Nothing is permanent, so everything is precious. Here’s a selection of some happenings—fleeting or otherwise—in the Buddhist world this week.

Scientists Reveal a Sacred Tibetan Cave’s Ancient Secret

In 1980, a Buddhist monk found half of a fossilized jawbone in a sacred Tibetan cave and gave it to his teacher, who sent it to Lanzhou University, in northwestern China. This week, researchers published their discovery that the jawbone is a 160,000-year-old fossil of a recently discovered species of ancient humans, the Denisovans. The first Denisovan fossil was found inside Denisova cave in Siberia, where the species was identified in 2010, the New York Times reports. The Tibetan jawbone is the first Denisovan fossil found outside of the Denisova cave.

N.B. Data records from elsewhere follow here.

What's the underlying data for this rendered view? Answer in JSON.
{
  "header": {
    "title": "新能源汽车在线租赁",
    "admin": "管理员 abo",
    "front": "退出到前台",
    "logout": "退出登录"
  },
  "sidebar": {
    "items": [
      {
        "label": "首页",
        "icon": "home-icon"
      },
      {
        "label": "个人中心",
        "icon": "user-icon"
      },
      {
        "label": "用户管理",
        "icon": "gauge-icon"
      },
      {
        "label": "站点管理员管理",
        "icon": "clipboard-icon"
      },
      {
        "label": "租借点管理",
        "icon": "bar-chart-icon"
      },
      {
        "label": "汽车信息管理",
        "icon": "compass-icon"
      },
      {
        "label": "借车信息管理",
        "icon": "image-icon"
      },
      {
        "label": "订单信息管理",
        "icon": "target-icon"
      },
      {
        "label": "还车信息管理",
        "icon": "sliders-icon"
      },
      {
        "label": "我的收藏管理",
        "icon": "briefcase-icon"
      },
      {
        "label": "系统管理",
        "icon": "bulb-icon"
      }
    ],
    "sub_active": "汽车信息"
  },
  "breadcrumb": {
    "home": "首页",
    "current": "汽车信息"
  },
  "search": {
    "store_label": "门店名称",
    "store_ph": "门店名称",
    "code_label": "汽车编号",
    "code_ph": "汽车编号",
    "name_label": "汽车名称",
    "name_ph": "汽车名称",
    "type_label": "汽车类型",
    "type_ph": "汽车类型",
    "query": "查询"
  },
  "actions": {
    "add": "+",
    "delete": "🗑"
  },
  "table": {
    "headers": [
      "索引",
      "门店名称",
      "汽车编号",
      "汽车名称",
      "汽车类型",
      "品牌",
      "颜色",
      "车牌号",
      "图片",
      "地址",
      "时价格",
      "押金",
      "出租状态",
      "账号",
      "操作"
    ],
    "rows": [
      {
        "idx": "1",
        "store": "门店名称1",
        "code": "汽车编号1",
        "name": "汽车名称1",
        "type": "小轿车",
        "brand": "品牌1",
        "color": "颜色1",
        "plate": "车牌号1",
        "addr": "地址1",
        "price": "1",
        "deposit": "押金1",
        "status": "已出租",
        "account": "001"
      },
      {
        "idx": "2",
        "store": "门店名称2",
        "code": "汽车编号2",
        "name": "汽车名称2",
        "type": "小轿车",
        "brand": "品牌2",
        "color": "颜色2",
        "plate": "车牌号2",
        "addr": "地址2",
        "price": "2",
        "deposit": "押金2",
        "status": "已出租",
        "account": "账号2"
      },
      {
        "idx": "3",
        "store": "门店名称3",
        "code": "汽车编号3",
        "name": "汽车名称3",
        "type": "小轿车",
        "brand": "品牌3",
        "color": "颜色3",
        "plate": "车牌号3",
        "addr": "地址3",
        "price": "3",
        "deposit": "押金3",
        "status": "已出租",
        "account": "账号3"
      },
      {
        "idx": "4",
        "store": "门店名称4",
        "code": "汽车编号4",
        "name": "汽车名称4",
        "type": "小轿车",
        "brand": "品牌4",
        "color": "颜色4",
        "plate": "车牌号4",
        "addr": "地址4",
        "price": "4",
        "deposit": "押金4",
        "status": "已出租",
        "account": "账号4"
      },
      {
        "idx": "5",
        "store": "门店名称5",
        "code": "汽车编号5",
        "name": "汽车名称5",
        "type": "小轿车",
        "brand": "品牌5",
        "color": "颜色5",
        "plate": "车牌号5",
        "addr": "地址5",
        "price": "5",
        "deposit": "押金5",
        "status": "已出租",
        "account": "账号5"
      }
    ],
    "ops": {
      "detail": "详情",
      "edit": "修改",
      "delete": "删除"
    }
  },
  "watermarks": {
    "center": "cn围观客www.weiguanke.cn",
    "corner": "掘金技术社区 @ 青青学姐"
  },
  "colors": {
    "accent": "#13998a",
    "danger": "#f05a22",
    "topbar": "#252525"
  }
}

Denisovans shared a common ancestor with the Neanderthals and interbred with them as well as Homo sapiens; their DNA is found in people from East Asia, Australia, and the Pacific islands. The discovery proves that Denisovans lived in Central Asia, and pushes back the first known hominin habitation of Tibet from 40,000 to 160,000 years ago. It also suggests that Tibetans may have acquired their genetic adaptations for living at high altitudes from Denisovan ancestors. Researchers conducted the first excavation in the Baishiya Karst Cave, where the jawbone was found, in 2018 and hope to secure government permits and permission from Buddhist leaders to further excavate the sacred cave, which is 10,700 feet above sea level.

Baishiya Karst Cave in the northeastern Tibetan Plateau, where a Buddhist monk found the fossilized jawbone in 1980. | Dongju Zhang, Lanzhou University

New Royals Enthroned in Japan and Thailand

Emperor Akihito, 85, abdicated Japan’s Chrysanthemum Throne throne on April 30, passing his crown to his son, Emperor Naruhito, 59. The New York Times reports the new emperor pledged to work in service of “the unity of the people of Japan, while always turning my thoughts to the people and standing with them.” The Dalai Lama congratulated Emperor Naruhito. “I warmly admire Your Majesty’s determination to continue your respected father’s … compassionate approach of interacting closely with the public,” the Tibetan leader wrote the new emperor in a letter.

Meanwhile, Thailand is preparing for its first coronation in 70 years; King Maha Vajiralongkorn, 66, the son of the most recent king, became constitutional monarch when his father died in 2016. He will be officially crowned on Saturday, May 4, Voice of America reports. The king enjoys public popularity and inherits the mantle of spiritual leader. He has only limited political power, however, in the constitutional monarchy. The official ceremony will contain both Buddhist and Hindu rituals, according to Reuters; Thailand is a majority Theravada Buddhist country.

E.U. Extends Ban on Arms Sales to Myanmar

The European Union extended a ban on arms sales to Myanmar through April 2020, citing the Rohingya crisis, Al Jazeera reports. According to an official statement, “The sanctions include an embargo on arms and equipment that can be used for internal repression … [and] equipment for monitoring communications that might be used for internal repression.” In December 2018 the EU called on Myanmar to take “meaningful action” to end repression and killing of Rohingya Muslims by members of the Buddhist majority, and it has placed individual sanctions on 14 top military and border officials for their alleged involvement in the human rights crisis.

Related: “Like Fish In A Pool with Little Water”: Who Will Help the Rohingya?